• **WHAT IS BEING ASKED**: The records that follow need to be output exactly as they are.

• **TASK DATA**:
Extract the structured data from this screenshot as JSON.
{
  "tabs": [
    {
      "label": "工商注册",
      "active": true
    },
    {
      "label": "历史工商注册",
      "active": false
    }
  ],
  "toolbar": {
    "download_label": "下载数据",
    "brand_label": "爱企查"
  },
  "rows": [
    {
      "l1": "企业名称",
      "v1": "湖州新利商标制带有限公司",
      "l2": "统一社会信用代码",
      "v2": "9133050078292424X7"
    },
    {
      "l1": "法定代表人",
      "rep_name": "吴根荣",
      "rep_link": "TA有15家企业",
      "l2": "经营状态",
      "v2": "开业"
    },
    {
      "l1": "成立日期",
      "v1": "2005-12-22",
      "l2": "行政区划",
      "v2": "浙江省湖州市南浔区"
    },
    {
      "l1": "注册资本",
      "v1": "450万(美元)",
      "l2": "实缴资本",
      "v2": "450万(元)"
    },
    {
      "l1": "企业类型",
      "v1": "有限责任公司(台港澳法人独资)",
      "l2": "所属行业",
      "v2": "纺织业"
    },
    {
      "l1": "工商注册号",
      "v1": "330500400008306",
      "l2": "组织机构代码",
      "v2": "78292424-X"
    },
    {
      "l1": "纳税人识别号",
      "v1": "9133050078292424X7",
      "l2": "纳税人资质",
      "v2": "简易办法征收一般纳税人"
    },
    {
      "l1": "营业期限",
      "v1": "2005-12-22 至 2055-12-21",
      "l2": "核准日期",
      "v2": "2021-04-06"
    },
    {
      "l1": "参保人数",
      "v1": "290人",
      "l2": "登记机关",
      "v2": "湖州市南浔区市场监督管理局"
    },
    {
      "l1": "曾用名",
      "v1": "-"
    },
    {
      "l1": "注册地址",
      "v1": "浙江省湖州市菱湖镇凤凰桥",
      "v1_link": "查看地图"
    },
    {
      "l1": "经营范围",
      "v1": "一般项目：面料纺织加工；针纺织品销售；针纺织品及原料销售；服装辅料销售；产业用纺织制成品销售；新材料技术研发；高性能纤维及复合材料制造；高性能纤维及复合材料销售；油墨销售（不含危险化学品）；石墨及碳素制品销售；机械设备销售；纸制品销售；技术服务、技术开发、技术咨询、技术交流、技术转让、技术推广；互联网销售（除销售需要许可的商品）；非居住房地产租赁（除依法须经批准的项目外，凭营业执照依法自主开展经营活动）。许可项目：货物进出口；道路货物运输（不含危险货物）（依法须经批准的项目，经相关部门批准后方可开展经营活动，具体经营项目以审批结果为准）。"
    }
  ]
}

• **ANSWER SECTION**:
Extract the structured data from this screenshot as JSON.
{
  "tabs": [
    {
      "label": "工商注册",
      "active": true
    },
    {
      "label": "历史工商注册",
      "active": false
    }
  ],
  "toolbar": {
    "download_label": "下载数据",
    "brand_label": "爱企查"
  },
  "rows": [
    {
      "l1": "企业名称",
      "v1": "湖州新利商标制带有限公司",
      "l2": "统一社会信用代码",
      "v2": "9133050078292424X7"
    },
    {
      "l1": "法定代表人",
      "rep_name": "吴根荣",
      "rep_link": "TA有15家企业",
      "l2": "经营状态",
      "v2": "开业"
    },
    {
      "l1": "成立日期",
      "v1": "2005-12-22",
      "l2": "行政区划",
      "v2": "浙江省湖州市南浔区"
    },
    {
      "l1": "注册资本",
      "v1": "450万(美元)",
      "l2": "实缴资本",
      "v2": "450万(元)"
    },
    {
      "l1": "企业类型",
      "v1": "有限责任公司(台港澳法人独资)",
      "l2": "所属行业",
      "v2": "纺织业"
    },
    {
      "l1": "工商注册号",
      "v1": "330500400008306",
      "l2": "组织机构代码",
      "v2": "78292424-X"
    },
    {
      "l1": "纳税人识别号",
      "v1": "9133050078292424X7",
      "l2": "纳税人资质",
      "v2": "简易办法征收一般纳税人"
    },
    {
      "l1": "营业期限",
      "v1": "2005-12-22 至 2055-12-21",
      "l2": "核准日期",
      "v2": "2021-04-06"
    },
    {
      "l1": "参保人数",
      "v1": "290人",
      "l2": "登记机关",
      "v2": "湖州市南浔区市场监督管理局"
    },
    {
      "l1": "曾用名",
      "v1": "-"
    },
    {
      "l1": "注册地址",
      "v1": "浙江省湖州市菱湖镇凤凰桥",
      "v1_link": "查看地图"
    },
    {
      "l1": "经营范围",
      "v1": "一般项目：面料纺织加工；针纺织品销售；针纺织品及原料销售；服装辅料销售；产业用纺织制成品销售；新材料技术研发；高性能纤维及复合材料制造；高性能纤维及复合材料销售；油墨销售（不含危险化学品）；石墨及碳素制品销售；机械设备销售；纸制品销售；技术服务、技术开发、技术咨询、技术交流、技术转让、技术推广；互联网销售（除销售需要许可的商品）；非居住房地产租赁（除依法须经批准的项目外，凭营业执照依法自主开展经营活动）。许可项目：货物进出口；道路货物运输（不含危险货物）（依法须经批准的项目，经相关部门批准后方可开展经营活动，具体经营项目以审批结果为准）。"
    }
  ]
}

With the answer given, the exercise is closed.